PROVIDED DATA
++++
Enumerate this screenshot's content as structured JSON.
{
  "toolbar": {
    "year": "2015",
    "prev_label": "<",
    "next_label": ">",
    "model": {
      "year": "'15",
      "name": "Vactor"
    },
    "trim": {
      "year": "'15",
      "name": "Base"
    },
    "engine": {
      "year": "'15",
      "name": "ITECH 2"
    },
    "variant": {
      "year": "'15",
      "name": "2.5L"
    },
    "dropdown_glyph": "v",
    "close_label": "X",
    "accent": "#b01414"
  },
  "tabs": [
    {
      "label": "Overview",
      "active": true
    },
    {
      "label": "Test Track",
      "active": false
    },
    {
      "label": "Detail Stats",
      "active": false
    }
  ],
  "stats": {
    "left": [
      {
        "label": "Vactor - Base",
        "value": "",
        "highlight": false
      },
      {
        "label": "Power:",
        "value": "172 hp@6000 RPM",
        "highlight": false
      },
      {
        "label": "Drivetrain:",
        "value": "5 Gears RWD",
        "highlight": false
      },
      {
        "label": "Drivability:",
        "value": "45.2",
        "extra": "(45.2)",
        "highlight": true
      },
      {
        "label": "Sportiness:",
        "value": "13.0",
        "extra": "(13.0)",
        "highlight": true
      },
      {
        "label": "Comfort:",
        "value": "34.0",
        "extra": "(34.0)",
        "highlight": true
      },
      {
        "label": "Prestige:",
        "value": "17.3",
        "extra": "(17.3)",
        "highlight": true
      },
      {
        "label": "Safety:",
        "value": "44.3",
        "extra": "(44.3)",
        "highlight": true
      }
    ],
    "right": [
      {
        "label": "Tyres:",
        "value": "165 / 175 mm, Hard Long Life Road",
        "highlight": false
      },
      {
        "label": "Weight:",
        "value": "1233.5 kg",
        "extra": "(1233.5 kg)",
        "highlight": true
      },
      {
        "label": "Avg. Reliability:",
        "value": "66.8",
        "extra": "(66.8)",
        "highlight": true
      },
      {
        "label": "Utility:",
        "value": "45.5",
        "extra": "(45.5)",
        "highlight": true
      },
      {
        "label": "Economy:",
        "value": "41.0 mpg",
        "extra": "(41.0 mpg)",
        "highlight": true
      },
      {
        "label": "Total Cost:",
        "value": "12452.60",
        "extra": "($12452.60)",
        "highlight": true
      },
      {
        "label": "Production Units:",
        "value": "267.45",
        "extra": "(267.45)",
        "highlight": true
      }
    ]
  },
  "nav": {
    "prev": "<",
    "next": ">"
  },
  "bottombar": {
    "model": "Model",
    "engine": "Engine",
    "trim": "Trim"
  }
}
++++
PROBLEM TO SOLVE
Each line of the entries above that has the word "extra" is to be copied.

WRITTEN RESPONSE
        "extra": "(45.2)",
        "extra": "(13.0)",
        "extra": "(34.0)",
        "extra": "(17.3)",
        "extra": "(44.3)",
        "extra": "(1233.5 kg)",
        "extra": "(66.8)",
        "extra": "(45.5)",
        "extra": "(41.0 mpg)",
        "extra": "($12452.60)",
        "extra": "(267.45)",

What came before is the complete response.